In your copy of the records, include every word exactly and no pictures.
□ □ □ □ □
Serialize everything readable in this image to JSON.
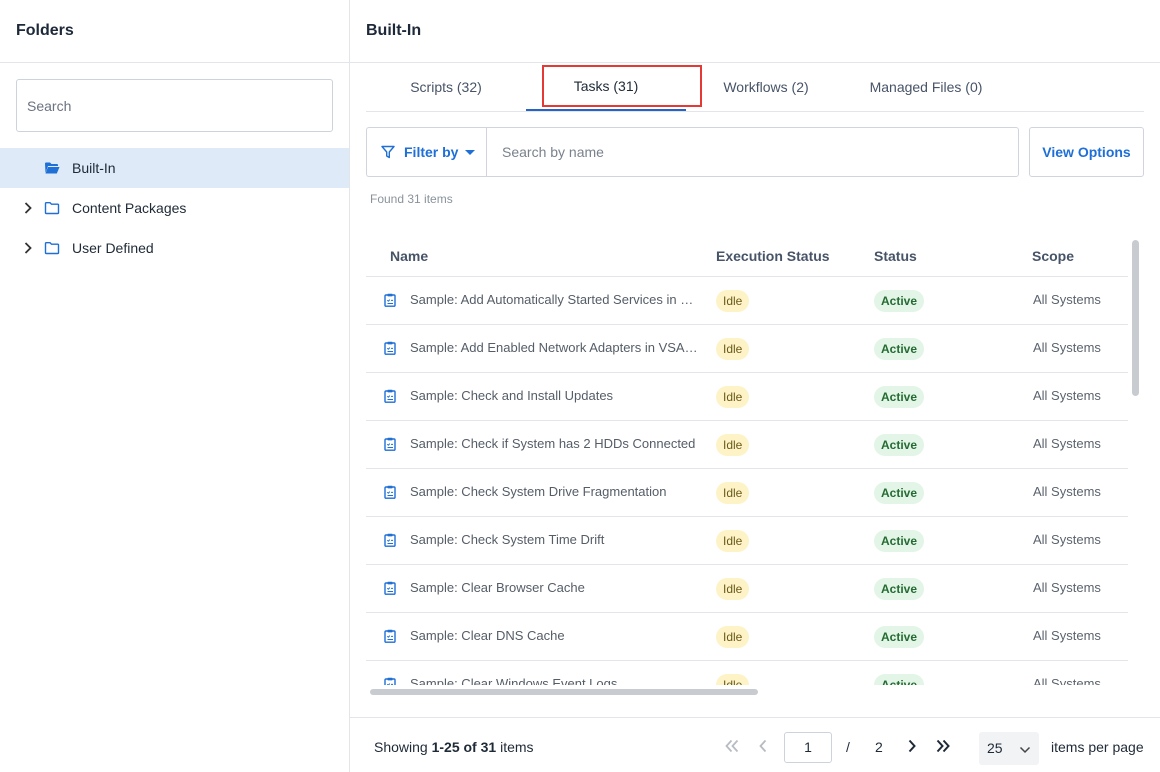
{
  "left": {
    "title": "Folders",
    "search_placeholder": "Search",
    "tree": [
      {
        "label": "Built-In",
        "selected": true,
        "expandable": false,
        "icon": "folder-open-icon"
      },
      {
        "label": "Content Packages",
        "selected": false,
        "expandable": true,
        "icon": "folder-icon"
      },
      {
        "label": "User Defined",
        "selected": false,
        "expandable": true,
        "icon": "folder-icon"
      }
    ]
  },
  "right": {
    "title": "Built-In",
    "tabs": [
      {
        "label": "Scripts (32)",
        "active": false
      },
      {
        "label": "Tasks (31)",
        "active": true
      },
      {
        "label": "Workflows (2)",
        "active": false
      },
      {
        "label": "Managed Files (0)",
        "active": false
      }
    ],
    "filter_label": "Filter by",
    "name_search_placeholder": "Search by name",
    "view_options_label": "View Options",
    "found_text": "Found 31 items"
  },
  "table": {
    "columns": [
      "Name",
      "Execution Status",
      "Status",
      "Scope"
    ],
    "rows": [
      {
        "name": "Sample: Add Automatically Started Services in …",
        "exec": "Idle",
        "status": "Active",
        "scope": "All Systems"
      },
      {
        "name": "Sample: Add Enabled Network Adapters in VSA…",
        "exec": "Idle",
        "status": "Active",
        "scope": "All Systems"
      },
      {
        "name": "Sample: Check and Install Updates",
        "exec": "Idle",
        "status": "Active",
        "scope": "All Systems"
      },
      {
        "name": "Sample: Check if System has 2 HDDs Connected",
        "exec": "Idle",
        "status": "Active",
        "scope": "All Systems"
      },
      {
        "name": "Sample: Check System Drive Fragmentation",
        "exec": "Idle",
        "status": "Active",
        "scope": "All Systems"
      },
      {
        "name": "Sample: Check System Time Drift",
        "exec": "Idle",
        "status": "Active",
        "scope": "All Systems"
      },
      {
        "name": "Sample: Clear Browser Cache",
        "exec": "Idle",
        "status": "Active",
        "scope": "All Systems"
      },
      {
        "name": "Sample: Clear DNS Cache",
        "exec": "Idle",
        "status": "Active",
        "scope": "All Systems"
      },
      {
        "name": "Sample: Clear Windows Event Logs",
        "exec": "Idle",
        "status": "Active",
        "scope": "All Systems"
      }
    ]
  },
  "footer": {
    "showing_prefix": "Showing ",
    "showing_range": "1-25 of 31",
    "showing_suffix": " items",
    "page": "1",
    "slash": "/",
    "total_pages": "2",
    "per_page": "25",
    "per_page_label": "items per page"
  },
  "colors": {
    "accent": "#1e6fd6",
    "selected_bg": "#deeaf7",
    "idle_bg": "#fdf3c7",
    "active_bg": "#e3f5e6",
    "highlight": "#e53935"
  }
}
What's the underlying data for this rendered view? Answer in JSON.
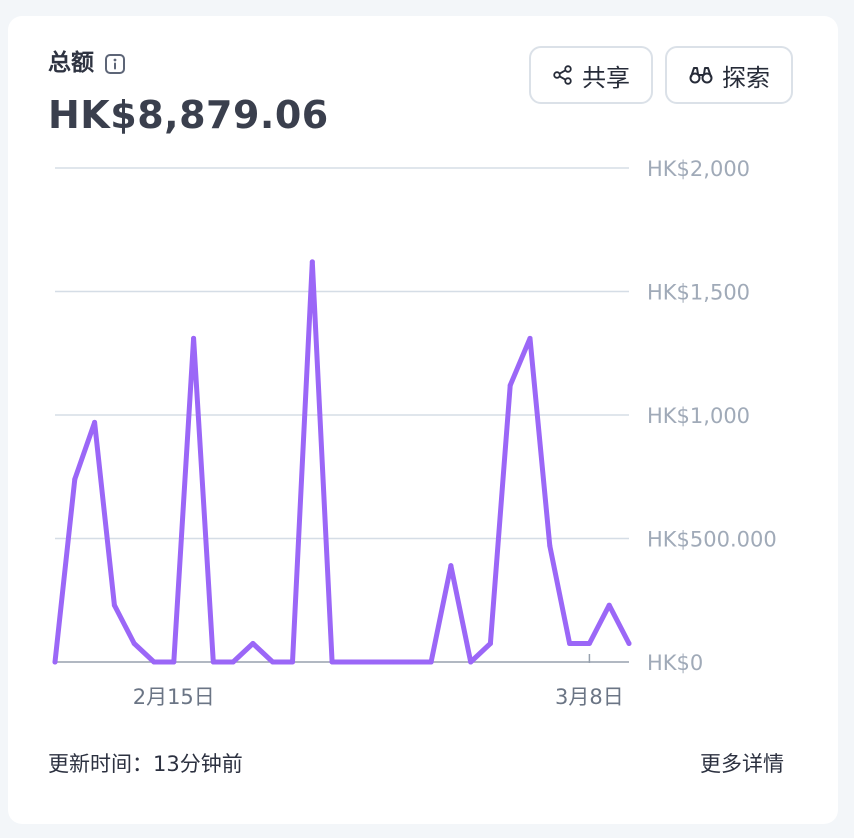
{
  "header": {
    "title": "总额",
    "total": "HK$8,879.06",
    "share_label": "共享",
    "explore_label": "探索"
  },
  "footer": {
    "updated_label": "更新时间：",
    "updated_value": "13分钟前",
    "more_details": "更多详情"
  },
  "colors": {
    "line": "#9b67f7",
    "grid": "#d5dde6",
    "axis_text": "#a0aab8"
  },
  "chart_data": {
    "type": "line",
    "title": "",
    "xlabel": "",
    "ylabel": "",
    "ylim": [
      0,
      2000
    ],
    "y_ticks": [
      "HK$0",
      "HK$500.000",
      "HK$1,000",
      "HK$1,500",
      "HK$2,000"
    ],
    "y_tick_values": [
      0,
      500,
      1000,
      1500,
      2000
    ],
    "x_ticks": [
      "2月15日",
      "3月8日"
    ],
    "x_tick_index": [
      6,
      27
    ],
    "legend": "none",
    "grid": true,
    "series": [
      {
        "values": [
          0,
          740,
          970,
          230,
          75,
          0,
          0,
          1310,
          0,
          0,
          75,
          0,
          0,
          1620,
          0,
          0,
          0,
          0,
          0,
          0,
          390,
          0,
          75,
          1120,
          1310,
          470,
          75,
          75,
          230,
          75
        ]
      }
    ]
  }
}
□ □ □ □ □
_Answer to this exercise_
Serialize everything readable in this image to JSON.
{
  "left": {
    "title": "Folders",
    "search_placeholder": "Search",
    "tree": [
      {
        "label": "Built-In",
        "selected": true,
        "expandable": false,
        "icon": "folder-open-icon"
      },
      {
        "label": "Content Packages",
        "selected": false,
        "expandable": true,
        "icon": "folder-icon"
      },
      {
        "label": "User Defined",
        "selected": false,
        "expandable": true,
        "icon": "folder-icon"
      }
    ]
  },
  "right": {
    "title": "Built-In",
    "tabs": [
      {
        "label": "Scripts (32)",
        "active": false
      },
      {
        "label": "Tasks (31)",
        "active": true
      },
      {
        "label": "Workflows (2)",
        "active": false
      },
      {
        "label": "Managed Files (0)",
        "active": false
      }
    ],
    "filter_label": "Filter by",
    "name_search_placeholder": "Search by name",
    "view_options_label": "View Options",
    "found_text": "Found 31 items"
  },
  "table": {
    "columns": [
      "Name",
      "Execution Status",
      "Status",
      "Scope"
    ],
    "rows": [
      {
        "name": "Sample: Add Automatically Started Services in …",
        "exec": "Idle",
        "status": "Active",
        "scope": "All Systems"
      },
      {
        "name": "Sample: Add Enabled Network Adapters in VSA…",
        "exec": "Idle",
        "status": "Active",
        "scope": "All Systems"
      },
      {
        "name": "Sample: Check and Install Updates",
        "exec": "Idle",
        "status": "Active",
        "scope": "All Systems"
      },
      {
        "name": "Sample: Check if System has 2 HDDs Connected",
        "exec": "Idle",
        "status": "Active",
        "scope": "All Systems"
      },
      {
        "name": "Sample: Check System Drive Fragmentation",
        "exec": "Idle",
        "status": "Active",
        "scope": "All Systems"
      },
      {
        "name": "Sample: Check System Time Drift",
        "exec": "Idle",
        "status": "Active",
        "scope": "All Systems"
      },
      {
        "name": "Sample: Clear Browser Cache",
        "exec": "Idle",
        "status": "Active",
        "scope": "All Systems"
      },
      {
        "name": "Sample: Clear DNS Cache",
        "exec": "Idle",
        "status": "Active",
        "scope": "All Systems"
      },
      {
        "name": "Sample: Clear Windows Event Logs",
        "exec": "Idle",
        "status": "Active",
        "scope": "All Systems"
      }
    ]
  },
  "footer": {
    "showing_prefix": "Showing ",
    "showing_range": "1-25 of 31",
    "showing_suffix": " items",
    "page": "1",
    "slash": "/",
    "total_pages": "2",
    "per_page": "25",
    "per_page_label": "items per page"
  },
  "colors": {
    "accent": "#1e6fd6",
    "selected_bg": "#deeaf7",
    "idle_bg": "#fdf3c7",
    "active_bg": "#e3f5e6",
    "highlight": "#e53935"
  }
}
What's the underlying data for this rendered view? Answer in JSON.
{
  "header": {
    "title": "总额",
    "total": "HK$8,879.06",
    "share_label": "共享",
    "explore_label": "探索"
  },
  "footer": {
    "updated_label": "更新时间：",
    "updated_value": "13分钟前",
    "more_details": "更多详情"
  },
  "colors": {
    "line": "#9b67f7",
    "grid": "#d5dde6",
    "axis_text": "#a0aab8"
  },
  "chart_data": {
    "type": "line",
    "title": "",
    "xlabel": "",
    "ylabel": "",
    "ylim": [
      0,
      2000
    ],
    "y_ticks": [
      "HK$0",
      "HK$500.000",
      "HK$1,000",
      "HK$1,500",
      "HK$2,000"
    ],
    "y_tick_values": [
      0,
      500,
      1000,
      1500,
      2000
    ],
    "x_ticks": [
      "2月15日",
      "3月8日"
    ],
    "x_tick_index": [
      6,
      27
    ],
    "legend": "none",
    "grid": true,
    "series": [
      {
        "values": [
          0,
          740,
          970,
          230,
          75,
          0,
          0,
          1310,
          0,
          0,
          75,
          0,
          0,
          1620,
          0,
          0,
          0,
          0,
          0,
          0,
          390,
          0,
          75,
          1120,
          1310,
          470,
          75,
          75,
          230,
          75
        ]
      }
    ]
  }
}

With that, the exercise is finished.